▶ _Your objective_
For the string "background", state how many lines of the data hold it. Give nothing besides the number.

▶ _Provided entries_
------------

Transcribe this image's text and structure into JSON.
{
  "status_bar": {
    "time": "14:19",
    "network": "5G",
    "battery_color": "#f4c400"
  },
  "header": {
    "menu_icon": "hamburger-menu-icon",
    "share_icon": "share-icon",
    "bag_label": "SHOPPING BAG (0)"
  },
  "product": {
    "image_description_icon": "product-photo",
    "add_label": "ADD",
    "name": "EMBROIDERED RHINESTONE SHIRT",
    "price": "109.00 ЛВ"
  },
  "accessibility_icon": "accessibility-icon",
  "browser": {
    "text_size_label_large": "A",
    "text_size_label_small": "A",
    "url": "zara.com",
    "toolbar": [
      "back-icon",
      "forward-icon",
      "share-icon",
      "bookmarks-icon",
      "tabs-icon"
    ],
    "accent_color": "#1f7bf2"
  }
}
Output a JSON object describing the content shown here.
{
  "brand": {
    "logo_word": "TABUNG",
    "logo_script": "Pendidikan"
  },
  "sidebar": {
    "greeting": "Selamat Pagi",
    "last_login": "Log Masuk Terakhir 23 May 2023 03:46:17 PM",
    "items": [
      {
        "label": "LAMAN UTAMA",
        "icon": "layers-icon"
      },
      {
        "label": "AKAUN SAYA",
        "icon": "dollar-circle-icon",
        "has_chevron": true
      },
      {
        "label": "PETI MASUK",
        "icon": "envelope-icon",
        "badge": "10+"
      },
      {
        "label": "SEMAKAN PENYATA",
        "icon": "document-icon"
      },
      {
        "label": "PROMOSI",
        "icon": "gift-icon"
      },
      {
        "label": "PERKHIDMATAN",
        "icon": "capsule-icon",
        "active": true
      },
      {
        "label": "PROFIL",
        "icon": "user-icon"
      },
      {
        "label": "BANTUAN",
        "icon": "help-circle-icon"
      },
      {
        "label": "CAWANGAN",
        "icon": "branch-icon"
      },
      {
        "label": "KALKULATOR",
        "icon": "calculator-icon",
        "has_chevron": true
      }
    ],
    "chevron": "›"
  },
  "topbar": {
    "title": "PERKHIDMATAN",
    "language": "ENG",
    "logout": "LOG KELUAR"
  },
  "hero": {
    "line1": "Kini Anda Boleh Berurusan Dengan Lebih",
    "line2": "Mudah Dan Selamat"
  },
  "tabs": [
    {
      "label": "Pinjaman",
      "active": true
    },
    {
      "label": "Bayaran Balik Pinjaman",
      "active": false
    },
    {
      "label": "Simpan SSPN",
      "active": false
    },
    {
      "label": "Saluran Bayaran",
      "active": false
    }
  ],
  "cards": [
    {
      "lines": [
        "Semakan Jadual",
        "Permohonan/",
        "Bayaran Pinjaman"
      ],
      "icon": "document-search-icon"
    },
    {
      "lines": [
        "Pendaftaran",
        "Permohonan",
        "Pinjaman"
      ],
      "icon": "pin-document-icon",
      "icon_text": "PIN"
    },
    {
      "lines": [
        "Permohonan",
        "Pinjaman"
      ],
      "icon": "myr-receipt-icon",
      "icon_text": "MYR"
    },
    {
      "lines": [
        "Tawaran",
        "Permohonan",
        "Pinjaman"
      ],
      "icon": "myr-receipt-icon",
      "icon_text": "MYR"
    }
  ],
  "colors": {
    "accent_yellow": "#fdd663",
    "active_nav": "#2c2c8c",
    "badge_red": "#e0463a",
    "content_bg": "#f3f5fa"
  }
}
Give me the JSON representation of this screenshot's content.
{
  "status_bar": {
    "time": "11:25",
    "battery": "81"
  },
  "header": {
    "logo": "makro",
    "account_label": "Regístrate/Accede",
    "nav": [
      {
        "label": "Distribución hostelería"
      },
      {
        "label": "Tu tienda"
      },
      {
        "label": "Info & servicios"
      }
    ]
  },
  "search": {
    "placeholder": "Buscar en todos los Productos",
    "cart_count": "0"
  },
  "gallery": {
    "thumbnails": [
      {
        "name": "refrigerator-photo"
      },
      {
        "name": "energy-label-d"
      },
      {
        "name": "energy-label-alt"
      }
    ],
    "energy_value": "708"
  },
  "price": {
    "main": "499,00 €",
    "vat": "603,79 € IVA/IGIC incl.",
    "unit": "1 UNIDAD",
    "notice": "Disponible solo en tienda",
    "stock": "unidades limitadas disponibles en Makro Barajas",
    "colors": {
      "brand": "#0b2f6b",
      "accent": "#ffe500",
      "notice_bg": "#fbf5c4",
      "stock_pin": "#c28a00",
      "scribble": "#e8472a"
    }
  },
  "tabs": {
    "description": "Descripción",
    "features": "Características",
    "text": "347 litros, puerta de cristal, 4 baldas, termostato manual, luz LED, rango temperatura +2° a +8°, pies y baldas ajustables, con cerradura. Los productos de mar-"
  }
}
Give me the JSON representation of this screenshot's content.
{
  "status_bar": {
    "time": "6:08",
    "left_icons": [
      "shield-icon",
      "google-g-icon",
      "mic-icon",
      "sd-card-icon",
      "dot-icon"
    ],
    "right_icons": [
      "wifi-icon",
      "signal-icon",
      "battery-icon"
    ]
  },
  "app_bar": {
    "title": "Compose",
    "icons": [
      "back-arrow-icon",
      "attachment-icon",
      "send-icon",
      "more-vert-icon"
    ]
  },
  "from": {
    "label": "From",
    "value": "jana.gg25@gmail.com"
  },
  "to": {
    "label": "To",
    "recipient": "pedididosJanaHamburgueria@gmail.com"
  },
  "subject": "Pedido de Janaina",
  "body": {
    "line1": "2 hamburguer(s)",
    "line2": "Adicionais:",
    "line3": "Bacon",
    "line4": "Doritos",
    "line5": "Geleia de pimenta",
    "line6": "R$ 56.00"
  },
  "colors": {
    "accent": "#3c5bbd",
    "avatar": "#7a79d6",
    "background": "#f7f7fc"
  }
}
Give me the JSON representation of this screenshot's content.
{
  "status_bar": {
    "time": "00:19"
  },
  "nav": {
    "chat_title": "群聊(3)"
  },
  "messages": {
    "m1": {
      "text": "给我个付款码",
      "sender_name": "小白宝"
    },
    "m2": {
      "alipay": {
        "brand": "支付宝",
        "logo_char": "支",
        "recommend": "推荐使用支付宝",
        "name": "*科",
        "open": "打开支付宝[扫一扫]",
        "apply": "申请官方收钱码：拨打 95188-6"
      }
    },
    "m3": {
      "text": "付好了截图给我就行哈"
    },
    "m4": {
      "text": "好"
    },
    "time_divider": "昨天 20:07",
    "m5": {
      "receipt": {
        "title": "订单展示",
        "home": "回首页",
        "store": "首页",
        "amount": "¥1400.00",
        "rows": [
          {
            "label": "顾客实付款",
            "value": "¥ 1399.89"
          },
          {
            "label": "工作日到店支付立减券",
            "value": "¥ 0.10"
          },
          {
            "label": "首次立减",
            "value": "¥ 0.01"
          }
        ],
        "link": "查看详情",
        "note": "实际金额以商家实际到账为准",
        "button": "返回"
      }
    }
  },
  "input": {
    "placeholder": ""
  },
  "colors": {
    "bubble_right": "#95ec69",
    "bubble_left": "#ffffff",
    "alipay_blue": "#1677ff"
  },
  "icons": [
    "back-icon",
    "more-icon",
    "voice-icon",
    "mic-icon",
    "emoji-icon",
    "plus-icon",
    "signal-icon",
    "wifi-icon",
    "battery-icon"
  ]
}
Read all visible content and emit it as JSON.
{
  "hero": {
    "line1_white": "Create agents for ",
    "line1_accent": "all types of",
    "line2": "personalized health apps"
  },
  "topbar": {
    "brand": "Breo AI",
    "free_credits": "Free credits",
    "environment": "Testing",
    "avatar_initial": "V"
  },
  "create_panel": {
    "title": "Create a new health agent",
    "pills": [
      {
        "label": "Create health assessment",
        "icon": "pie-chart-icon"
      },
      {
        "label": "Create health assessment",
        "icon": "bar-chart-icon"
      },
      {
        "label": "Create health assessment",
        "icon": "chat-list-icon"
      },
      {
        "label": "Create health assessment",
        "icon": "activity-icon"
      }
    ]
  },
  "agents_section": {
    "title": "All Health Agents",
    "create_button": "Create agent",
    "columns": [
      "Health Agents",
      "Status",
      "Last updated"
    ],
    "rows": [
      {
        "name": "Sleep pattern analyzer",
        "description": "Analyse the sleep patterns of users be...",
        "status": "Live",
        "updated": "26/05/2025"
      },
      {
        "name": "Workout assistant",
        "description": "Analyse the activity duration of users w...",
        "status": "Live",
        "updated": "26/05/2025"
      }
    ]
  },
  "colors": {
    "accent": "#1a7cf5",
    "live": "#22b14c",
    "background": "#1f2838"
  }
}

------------

▶ _Solution to the exercise_
2